- _Your task_: I'd like the data below restated word for word, with the pictures left out.

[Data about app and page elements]
::::::::
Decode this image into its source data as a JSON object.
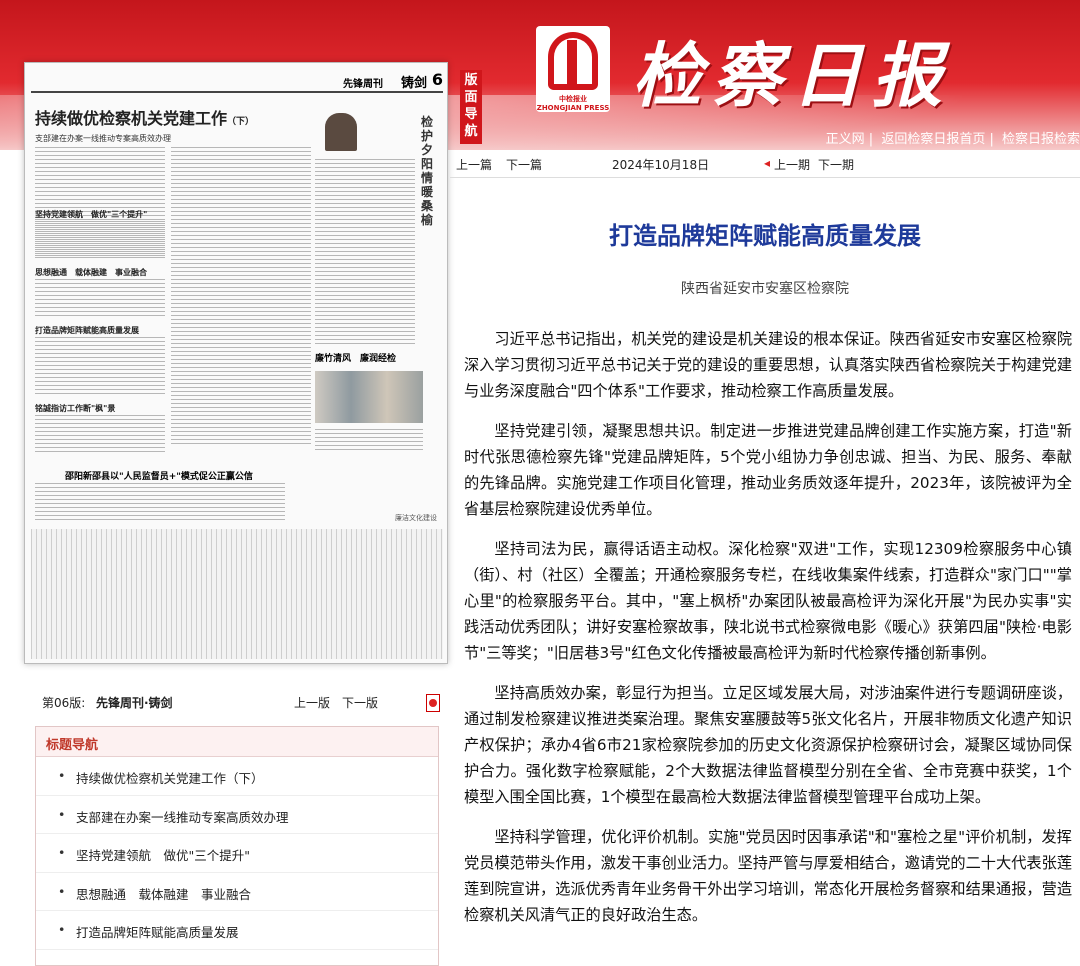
{
  "header": {
    "masthead": "检察日报",
    "logo_text": "中检报业",
    "logo_sub": "ZHONGJIAN PRESS",
    "guide_tab": "版面导航",
    "links": [
      "正义网",
      "返回检察日报首页",
      "检察日报检索"
    ]
  },
  "paper_thumb": {
    "section_label": "先锋周刊",
    "column_label": "铸剑",
    "page_number": "6",
    "headline": "持续做优检察机关党建工作",
    "headline_suffix": "（下）",
    "subhead": "支部建在办案一线推动专案高质效办理",
    "sec1": "坚持党建领航　做优\"三个提升\"",
    "sec2": "思想融通　载体融建　事业融合",
    "sec3": "打造品牌矩阵赋能高质量发展",
    "sec4": "铭誠指访工作断\"枫\"景",
    "vertical_head": "检护夕阳　情暖桑榆",
    "side_head": "廉竹清风　廉润经检",
    "bottom_head": "邵阳新邵县以\"人民监督员+\"模式促公正赢公信",
    "stamp": "廉洁文化建设"
  },
  "page_bar": {
    "label": "第06版:",
    "page_name": "先锋周刊·铸剑",
    "prev": "上一版",
    "next": "下一版"
  },
  "title_nav": {
    "heading": "标题导航",
    "items": [
      "持续做优检察机关党建工作（下）",
      "支部建在办案一线推动专案高质效办理",
      "坚持党建领航　做优\"三个提升\"",
      "思想融通　载体融建　事业融合",
      "打造品牌矩阵赋能高质量发展"
    ]
  },
  "article_nav": {
    "prev_article": "上一篇",
    "next_article": "下一篇",
    "date": "2024年10月18日",
    "prev_issue": "上一期",
    "next_issue": "下一期"
  },
  "article": {
    "title": "打造品牌矩阵赋能高质量发展",
    "author": "陕西省延安市安塞区检察院",
    "paragraphs": [
      "习近平总书记指出，机关党的建设是机关建设的根本保证。陕西省延安市安塞区检察院深入学习贯彻习近平总书记关于党的建设的重要思想，认真落实陕西省检察院关于构建党建与业务深度融合\"四个体系\"工作要求，推动检察工作高质量发展。",
      "坚持党建引领，凝聚思想共识。制定进一步推进党建品牌创建工作实施方案，打造\"新时代张思德检察先锋\"党建品牌矩阵，5个党小组协力争创忠诚、担当、为民、服务、奉献的先锋品牌。实施党建工作项目化管理，推动业务质效逐年提升，2023年，该院被评为全省基层检察院建设优秀单位。",
      "坚持司法为民，赢得话语主动权。深化检察\"双进\"工作，实现12309检察服务中心镇（街）、村（社区）全覆盖；开通检察服务专栏，在线收集案件线索，打造群众\"家门口\"\"掌心里\"的检察服务平台。其中，\"塞上枫桥\"办案团队被最高检评为深化开展\"为民办实事\"实践活动优秀团队；讲好安塞检察故事，陕北说书式检察微电影《暖心》获第四届\"陕检·电影节\"三等奖；\"旧居巷3号\"红色文化传播被最高检评为新时代检察传播创新事例。",
      "坚持高质效办案，彰显行为担当。立足区域发展大局，对涉油案件进行专题调研座谈，通过制发检察建议推进类案治理。聚焦安塞腰鼓等5张文化名片，开展非物质文化遗产知识产权保护；承办4省6市21家检察院参加的历史文化资源保护检察研讨会，凝聚区域协同保护合力。强化数字检察赋能，2个大数据法律监督模型分别在全省、全市竞赛中获奖，1个模型入围全国比赛，1个模型在最高检大数据法律监督模型管理平台成功上架。",
      "坚持科学管理，优化评价机制。实施\"党员因时因事承诺\"和\"塞检之星\"评价机制，发挥党员模范带头作用，激发干事创业活力。坚持严管与厚爱相结合，邀请党的二十大代表张莲莲到院宣讲，选派优秀青年业务骨干外出学习培训，常态化开展检务督察和结果通报，营造检察机关风清气正的良好政治生态。"
    ]
  }
}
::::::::
- _Solution to the problem_:
Decode this image into its source data as a JSON object.
{
  "header": {
    "masthead": "检察日报",
    "logo_text": "中检报业",
    "logo_sub": "ZHONGJIAN PRESS",
    "guide_tab": "版面导航",
    "links": [
      "正义网",
      "返回检察日报首页",
      "检察日报检索"
    ]
  },
  "paper_thumb": {
    "section_label": "先锋周刊",
    "column_label": "铸剑",
    "page_number": "6",
    "headline": "持续做优检察机关党建工作",
    "headline_suffix": "（下）",
    "subhead": "支部建在办案一线推动专案高质效办理",
    "sec1": "坚持党建领航　做优\"三个提升\"",
    "sec2": "思想融通　载体融建　事业融合",
    "sec3": "打造品牌矩阵赋能高质量发展",
    "sec4": "铭誠指访工作断\"枫\"景",
    "vertical_head": "检护夕阳　情暖桑榆",
    "side_head": "廉竹清风　廉润经检",
    "bottom_head": "邵阳新邵县以\"人民监督员+\"模式促公正赢公信",
    "stamp": "廉洁文化建设"
  },
  "page_bar": {
    "label": "第06版:",
    "page_name": "先锋周刊·铸剑",
    "prev": "上一版",
    "next": "下一版"
  },
  "title_nav": {
    "heading": "标题导航",
    "items": [
      "持续做优检察机关党建工作（下）",
      "支部建在办案一线推动专案高质效办理",
      "坚持党建领航　做优\"三个提升\"",
      "思想融通　载体融建　事业融合",
      "打造品牌矩阵赋能高质量发展"
    ]
  },
  "article_nav": {
    "prev_article": "上一篇",
    "next_article": "下一篇",
    "date": "2024年10月18日",
    "prev_issue": "上一期",
    "next_issue": "下一期"
  },
  "article": {
    "title": "打造品牌矩阵赋能高质量发展",
    "author": "陕西省延安市安塞区检察院",
    "paragraphs": [
      "习近平总书记指出，机关党的建设是机关建设的根本保证。陕西省延安市安塞区检察院深入学习贯彻习近平总书记关于党的建设的重要思想，认真落实陕西省检察院关于构建党建与业务深度融合\"四个体系\"工作要求，推动检察工作高质量发展。",
      "坚持党建引领，凝聚思想共识。制定进一步推进党建品牌创建工作实施方案，打造\"新时代张思德检察先锋\"党建品牌矩阵，5个党小组协力争创忠诚、担当、为民、服务、奉献的先锋品牌。实施党建工作项目化管理，推动业务质效逐年提升，2023年，该院被评为全省基层检察院建设优秀单位。",
      "坚持司法为民，赢得话语主动权。深化检察\"双进\"工作，实现12309检察服务中心镇（街）、村（社区）全覆盖；开通检察服务专栏，在线收集案件线索，打造群众\"家门口\"\"掌心里\"的检察服务平台。其中，\"塞上枫桥\"办案团队被最高检评为深化开展\"为民办实事\"实践活动优秀团队；讲好安塞检察故事，陕北说书式检察微电影《暖心》获第四届\"陕检·电影节\"三等奖；\"旧居巷3号\"红色文化传播被最高检评为新时代检察传播创新事例。",
      "坚持高质效办案，彰显行为担当。立足区域发展大局，对涉油案件进行专题调研座谈，通过制发检察建议推进类案治理。聚焦安塞腰鼓等5张文化名片，开展非物质文化遗产知识产权保护；承办4省6市21家检察院参加的历史文化资源保护检察研讨会，凝聚区域协同保护合力。强化数字检察赋能，2个大数据法律监督模型分别在全省、全市竞赛中获奖，1个模型入围全国比赛，1个模型在最高检大数据法律监督模型管理平台成功上架。",
      "坚持科学管理，优化评价机制。实施\"党员因时因事承诺\"和\"塞检之星\"评价机制，发挥党员模范带头作用，激发干事创业活力。坚持严管与厚爱相结合，邀请党的二十大代表张莲莲到院宣讲，选派优秀青年业务骨干外出学习培训，常态化开展检务督察和结果通报，营造检察机关风清气正的良好政治生态。"
    ]
  }
}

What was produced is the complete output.